In the meantime Munoz had fled south on Highway 395, pursued by multiple officers — primarily from the Kern County Sheriff’s Office.

He reportedly continued firing shots outside of his car, as well as through the back seat toward the victims in the trunk.

Officers say that Munoz continued to fire at oncoming motorists and to drive into oncoming traffic.

Around 8 a.m. Munoz stopped his vehicle about 8 miles north of Highway 58 to again fire into the trunk. When pursuing officers approached, Munoz apparently began firing on them. Officers and deputies returned fire.

Munoz was allegedly struck multiple times by KCSO Lt. Mike Scott, Deputy Brad Bays and Deputy James Webb.

The male and female hostages were airlifted to Antelope Valley Hospital. Both are in critical condition, but expected to survive their injuries.

Munoz was pronounced dead at the scene.

Munoz was apparently posting to Facebook during the ordeal. His page has subsequently been taken down, but screen captures reveal posts that threaten specific officers by name, and complain that he “got tired of cops [lying] and putting me in jail.”

The estranged mother of his children is also named in one of the posts made during the morning incidents. The News Review has not attempted to contact the family of Munoz in the wake of the tragedy, but reports indicate the mother of his children had recently separated from him because of his drug abuse.

While dozens of witnesses have come forward to report their shock, terror and confusion, others have expressed relief that the impact was not broader.

“It’s difficult to be prepared for an event like this, because there is no way to predict human behavior in these situations,” said SSUSD Assistant Superintendent of Human Resources Ernie Bell, who handled the logistics of Friday’s lockdown for SSUSD.

“We think there is always room for improvement, and we met with leadership on Friday to debrief and identify ways to better communicate with staff and parents, but overall I think it worked well.”

Bell attributed that in part to the capable teachers and staff within the district. “No matter how you prepare for these situations there is always that element of uncertainty, where staff will have to be ready to make decisions on their feet. We think our staff is able to do that quite well.

“I hope we never have to deal with anything like this again, but we are trying to take away every possible lesson from it.”

Two other potential victims, previously removed from the scene, were the children of the two of the victims.

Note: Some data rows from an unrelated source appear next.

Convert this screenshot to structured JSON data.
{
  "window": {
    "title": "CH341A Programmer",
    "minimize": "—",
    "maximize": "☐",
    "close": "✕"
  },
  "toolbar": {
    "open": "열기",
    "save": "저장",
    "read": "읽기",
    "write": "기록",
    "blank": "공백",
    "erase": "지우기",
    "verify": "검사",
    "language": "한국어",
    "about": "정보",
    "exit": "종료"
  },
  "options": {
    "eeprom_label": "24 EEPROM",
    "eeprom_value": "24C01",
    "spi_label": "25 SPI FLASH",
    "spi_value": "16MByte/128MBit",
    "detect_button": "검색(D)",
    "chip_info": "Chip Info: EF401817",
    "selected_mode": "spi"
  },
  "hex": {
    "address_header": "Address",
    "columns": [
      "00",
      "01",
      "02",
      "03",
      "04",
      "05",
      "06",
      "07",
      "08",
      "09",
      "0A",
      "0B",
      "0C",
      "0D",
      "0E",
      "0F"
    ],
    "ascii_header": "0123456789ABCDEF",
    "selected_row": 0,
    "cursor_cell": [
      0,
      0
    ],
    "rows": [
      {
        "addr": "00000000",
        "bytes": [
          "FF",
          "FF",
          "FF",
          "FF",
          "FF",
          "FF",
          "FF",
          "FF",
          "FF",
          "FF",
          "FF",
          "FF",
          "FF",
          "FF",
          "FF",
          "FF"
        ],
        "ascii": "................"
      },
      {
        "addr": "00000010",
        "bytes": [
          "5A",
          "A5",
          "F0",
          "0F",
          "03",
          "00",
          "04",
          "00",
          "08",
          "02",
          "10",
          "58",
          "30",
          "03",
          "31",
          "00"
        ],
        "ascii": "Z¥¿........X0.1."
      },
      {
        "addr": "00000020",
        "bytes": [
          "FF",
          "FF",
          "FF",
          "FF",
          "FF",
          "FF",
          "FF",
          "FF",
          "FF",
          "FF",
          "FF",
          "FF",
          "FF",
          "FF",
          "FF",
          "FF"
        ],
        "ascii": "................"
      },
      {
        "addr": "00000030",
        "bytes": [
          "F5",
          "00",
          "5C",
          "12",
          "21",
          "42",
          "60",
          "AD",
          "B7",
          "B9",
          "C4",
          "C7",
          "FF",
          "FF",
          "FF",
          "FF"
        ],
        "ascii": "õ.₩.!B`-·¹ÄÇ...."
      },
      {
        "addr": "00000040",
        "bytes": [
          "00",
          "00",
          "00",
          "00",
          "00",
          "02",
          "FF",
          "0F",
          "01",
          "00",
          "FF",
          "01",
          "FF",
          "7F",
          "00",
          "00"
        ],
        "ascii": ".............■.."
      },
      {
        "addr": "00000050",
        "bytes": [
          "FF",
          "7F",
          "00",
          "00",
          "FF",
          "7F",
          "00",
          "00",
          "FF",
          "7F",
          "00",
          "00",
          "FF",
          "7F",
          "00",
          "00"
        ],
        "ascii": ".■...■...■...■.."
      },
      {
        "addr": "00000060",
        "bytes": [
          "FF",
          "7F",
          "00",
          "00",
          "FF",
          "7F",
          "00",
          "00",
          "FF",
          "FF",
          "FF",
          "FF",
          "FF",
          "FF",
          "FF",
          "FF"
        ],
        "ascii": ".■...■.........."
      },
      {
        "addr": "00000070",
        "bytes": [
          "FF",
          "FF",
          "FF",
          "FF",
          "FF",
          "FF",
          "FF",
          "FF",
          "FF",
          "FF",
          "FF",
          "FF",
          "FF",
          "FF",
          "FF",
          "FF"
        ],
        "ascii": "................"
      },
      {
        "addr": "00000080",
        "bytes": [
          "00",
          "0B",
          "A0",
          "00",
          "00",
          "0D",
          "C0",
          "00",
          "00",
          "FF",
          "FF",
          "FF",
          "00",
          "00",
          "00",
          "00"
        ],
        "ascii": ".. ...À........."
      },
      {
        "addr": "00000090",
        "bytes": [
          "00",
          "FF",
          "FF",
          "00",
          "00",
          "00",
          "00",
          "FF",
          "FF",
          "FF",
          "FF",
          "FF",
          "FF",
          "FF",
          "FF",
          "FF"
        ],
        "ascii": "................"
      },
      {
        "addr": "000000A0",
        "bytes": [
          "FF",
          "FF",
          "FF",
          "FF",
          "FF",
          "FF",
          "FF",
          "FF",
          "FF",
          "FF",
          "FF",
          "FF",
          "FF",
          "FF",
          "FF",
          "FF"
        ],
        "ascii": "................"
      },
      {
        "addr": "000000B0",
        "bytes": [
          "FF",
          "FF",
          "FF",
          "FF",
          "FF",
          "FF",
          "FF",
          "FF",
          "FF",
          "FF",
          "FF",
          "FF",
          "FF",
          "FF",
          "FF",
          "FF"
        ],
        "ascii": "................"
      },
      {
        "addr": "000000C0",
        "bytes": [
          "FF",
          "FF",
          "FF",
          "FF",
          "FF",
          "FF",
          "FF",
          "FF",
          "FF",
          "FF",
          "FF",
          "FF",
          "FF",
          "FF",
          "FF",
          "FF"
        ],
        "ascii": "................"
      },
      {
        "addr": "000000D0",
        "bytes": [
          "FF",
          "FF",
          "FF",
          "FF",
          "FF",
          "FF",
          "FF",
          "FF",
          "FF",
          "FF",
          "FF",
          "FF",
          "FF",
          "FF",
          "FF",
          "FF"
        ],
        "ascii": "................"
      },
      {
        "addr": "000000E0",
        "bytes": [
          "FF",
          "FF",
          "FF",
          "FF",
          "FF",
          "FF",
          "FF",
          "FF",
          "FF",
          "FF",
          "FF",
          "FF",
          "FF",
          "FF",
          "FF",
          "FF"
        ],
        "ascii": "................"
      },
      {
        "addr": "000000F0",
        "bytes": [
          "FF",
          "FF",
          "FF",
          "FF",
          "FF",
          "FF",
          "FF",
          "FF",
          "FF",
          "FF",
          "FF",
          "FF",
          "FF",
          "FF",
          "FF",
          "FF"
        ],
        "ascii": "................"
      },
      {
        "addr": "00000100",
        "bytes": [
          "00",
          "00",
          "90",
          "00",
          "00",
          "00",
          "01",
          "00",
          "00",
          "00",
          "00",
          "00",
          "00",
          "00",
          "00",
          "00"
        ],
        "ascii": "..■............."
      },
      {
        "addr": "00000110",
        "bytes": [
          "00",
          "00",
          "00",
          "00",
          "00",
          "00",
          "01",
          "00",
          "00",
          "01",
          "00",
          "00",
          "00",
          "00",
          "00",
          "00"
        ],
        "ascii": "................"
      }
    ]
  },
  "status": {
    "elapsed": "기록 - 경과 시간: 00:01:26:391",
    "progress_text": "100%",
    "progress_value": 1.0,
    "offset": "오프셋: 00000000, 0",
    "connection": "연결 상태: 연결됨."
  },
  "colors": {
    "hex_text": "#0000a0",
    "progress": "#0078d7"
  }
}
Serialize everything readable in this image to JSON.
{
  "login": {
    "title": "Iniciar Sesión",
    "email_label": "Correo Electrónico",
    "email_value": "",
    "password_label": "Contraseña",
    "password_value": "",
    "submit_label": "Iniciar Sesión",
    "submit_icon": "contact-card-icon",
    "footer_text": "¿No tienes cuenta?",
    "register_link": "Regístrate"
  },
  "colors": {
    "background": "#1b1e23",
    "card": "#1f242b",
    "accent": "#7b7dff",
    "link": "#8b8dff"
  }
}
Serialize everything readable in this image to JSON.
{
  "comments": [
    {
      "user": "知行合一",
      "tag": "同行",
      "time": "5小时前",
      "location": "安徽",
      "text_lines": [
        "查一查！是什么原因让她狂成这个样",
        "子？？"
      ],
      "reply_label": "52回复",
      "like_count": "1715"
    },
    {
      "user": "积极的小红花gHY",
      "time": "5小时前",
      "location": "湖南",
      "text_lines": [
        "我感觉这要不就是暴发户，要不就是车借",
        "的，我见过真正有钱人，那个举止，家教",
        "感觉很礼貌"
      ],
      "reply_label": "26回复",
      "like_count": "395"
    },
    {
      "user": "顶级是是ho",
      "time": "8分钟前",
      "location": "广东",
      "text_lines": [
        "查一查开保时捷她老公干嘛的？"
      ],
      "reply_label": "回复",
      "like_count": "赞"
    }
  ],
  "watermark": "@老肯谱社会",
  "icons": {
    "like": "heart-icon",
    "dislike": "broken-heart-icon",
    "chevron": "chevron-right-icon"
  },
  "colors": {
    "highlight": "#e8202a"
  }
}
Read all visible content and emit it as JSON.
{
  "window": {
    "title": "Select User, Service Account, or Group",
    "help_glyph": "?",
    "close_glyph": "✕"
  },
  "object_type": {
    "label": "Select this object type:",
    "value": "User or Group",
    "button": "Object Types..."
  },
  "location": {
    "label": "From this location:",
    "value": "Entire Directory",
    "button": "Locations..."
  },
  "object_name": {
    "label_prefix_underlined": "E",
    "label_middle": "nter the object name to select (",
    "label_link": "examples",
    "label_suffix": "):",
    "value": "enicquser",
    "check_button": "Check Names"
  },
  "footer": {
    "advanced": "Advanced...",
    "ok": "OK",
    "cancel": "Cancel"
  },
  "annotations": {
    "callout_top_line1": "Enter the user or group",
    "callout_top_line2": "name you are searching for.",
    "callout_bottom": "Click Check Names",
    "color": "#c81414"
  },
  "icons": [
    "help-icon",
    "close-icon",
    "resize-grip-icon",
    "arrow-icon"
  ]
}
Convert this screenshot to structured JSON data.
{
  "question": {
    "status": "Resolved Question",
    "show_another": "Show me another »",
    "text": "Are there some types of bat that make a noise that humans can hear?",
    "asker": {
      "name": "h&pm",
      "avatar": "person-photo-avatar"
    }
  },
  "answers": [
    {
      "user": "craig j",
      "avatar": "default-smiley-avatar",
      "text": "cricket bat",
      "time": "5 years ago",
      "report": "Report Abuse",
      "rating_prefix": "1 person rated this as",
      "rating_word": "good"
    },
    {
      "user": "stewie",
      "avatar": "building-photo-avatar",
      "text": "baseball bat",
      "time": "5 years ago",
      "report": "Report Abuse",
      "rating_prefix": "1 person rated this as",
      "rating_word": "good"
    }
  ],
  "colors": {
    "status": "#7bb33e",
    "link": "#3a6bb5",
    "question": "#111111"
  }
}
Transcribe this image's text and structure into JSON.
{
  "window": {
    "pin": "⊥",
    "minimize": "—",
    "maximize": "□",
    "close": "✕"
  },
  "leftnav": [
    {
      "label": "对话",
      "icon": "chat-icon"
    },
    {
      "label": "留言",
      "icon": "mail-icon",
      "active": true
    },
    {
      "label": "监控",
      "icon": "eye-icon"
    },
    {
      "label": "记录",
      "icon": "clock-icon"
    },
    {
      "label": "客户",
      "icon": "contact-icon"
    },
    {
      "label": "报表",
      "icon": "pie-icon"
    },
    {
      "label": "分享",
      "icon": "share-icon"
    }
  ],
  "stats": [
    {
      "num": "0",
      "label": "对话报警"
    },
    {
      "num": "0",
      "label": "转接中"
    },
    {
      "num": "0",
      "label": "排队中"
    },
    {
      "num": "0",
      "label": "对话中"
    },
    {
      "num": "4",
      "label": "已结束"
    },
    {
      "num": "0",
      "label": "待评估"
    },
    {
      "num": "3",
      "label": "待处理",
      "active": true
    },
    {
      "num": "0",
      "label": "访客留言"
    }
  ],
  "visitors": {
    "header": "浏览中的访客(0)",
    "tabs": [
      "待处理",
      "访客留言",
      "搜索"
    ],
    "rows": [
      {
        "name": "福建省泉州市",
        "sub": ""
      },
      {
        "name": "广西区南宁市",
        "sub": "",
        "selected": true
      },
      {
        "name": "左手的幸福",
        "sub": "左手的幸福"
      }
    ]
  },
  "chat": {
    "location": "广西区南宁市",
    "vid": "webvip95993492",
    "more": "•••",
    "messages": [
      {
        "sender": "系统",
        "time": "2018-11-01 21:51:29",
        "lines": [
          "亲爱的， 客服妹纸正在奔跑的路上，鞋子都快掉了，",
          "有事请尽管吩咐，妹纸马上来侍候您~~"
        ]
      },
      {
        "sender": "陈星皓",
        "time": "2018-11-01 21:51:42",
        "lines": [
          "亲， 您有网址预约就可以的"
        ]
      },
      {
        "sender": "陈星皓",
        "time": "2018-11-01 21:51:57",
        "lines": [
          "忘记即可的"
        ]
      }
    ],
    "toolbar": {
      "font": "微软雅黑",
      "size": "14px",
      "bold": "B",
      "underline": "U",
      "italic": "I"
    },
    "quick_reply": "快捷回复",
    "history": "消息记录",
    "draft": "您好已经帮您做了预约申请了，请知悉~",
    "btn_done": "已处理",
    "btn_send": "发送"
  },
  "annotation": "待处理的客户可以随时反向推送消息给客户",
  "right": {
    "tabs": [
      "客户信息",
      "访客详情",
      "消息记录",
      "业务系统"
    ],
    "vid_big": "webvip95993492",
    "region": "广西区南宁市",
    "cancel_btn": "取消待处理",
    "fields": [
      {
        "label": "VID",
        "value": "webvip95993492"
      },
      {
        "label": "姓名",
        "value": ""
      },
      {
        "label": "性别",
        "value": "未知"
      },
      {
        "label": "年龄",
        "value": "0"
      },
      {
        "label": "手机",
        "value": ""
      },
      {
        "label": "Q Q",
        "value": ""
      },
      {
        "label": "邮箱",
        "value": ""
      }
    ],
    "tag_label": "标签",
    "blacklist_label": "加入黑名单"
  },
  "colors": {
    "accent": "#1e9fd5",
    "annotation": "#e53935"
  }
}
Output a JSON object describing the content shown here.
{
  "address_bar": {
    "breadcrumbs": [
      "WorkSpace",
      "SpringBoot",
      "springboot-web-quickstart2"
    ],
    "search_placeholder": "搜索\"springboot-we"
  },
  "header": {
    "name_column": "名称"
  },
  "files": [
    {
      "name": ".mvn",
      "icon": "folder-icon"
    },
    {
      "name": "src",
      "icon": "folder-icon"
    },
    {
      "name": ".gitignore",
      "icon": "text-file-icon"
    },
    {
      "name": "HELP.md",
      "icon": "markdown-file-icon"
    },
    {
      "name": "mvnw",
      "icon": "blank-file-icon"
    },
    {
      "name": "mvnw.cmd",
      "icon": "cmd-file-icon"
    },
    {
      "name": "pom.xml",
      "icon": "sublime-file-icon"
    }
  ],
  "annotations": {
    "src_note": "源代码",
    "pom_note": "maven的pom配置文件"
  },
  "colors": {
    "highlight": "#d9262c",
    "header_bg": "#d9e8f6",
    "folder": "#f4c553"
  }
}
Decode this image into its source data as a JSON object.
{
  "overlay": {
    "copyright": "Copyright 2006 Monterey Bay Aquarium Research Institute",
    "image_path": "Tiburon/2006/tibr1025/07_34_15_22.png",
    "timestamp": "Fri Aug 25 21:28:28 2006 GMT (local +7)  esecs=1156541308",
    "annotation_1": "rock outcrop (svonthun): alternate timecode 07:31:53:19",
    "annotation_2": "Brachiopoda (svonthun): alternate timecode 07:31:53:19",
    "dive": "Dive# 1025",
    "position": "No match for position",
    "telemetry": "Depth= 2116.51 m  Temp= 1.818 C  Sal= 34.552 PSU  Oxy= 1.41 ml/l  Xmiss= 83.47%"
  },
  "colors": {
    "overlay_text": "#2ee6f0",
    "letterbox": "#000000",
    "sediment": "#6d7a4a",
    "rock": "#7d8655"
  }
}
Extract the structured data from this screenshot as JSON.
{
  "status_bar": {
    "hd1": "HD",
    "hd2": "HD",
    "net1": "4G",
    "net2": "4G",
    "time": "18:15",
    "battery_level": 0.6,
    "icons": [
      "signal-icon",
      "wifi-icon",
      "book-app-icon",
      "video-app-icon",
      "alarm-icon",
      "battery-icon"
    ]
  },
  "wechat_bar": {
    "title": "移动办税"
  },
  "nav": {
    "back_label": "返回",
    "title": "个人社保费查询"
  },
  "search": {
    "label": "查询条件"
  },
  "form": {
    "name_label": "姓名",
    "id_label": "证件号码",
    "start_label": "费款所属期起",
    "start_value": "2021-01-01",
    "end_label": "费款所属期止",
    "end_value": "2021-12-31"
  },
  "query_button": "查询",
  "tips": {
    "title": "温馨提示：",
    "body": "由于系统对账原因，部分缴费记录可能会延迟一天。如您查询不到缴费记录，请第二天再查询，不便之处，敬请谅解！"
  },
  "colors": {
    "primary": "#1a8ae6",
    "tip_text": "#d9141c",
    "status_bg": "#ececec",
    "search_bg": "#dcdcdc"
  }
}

One neighbor reported that when it was discovered that the adults were abusing heroin in the dwelling, the children were removed and kept overnight — which kept them out of harm’s way in the initial slaying.

Ridgecrest Police Chief Ron Strand noted that no injuries were reported during the hours Munoz was driving through the streets firing at bystanders.

Protocol dictates that all officers involved in the shooting be placed on administrative leave pending a review of the incident. That investigation was ongoing at press time.

Both RPD (760-499-5100) and KCSO (661-861-3110) have requested anyone with information contact authorities.

Story First Published: 2013-10-30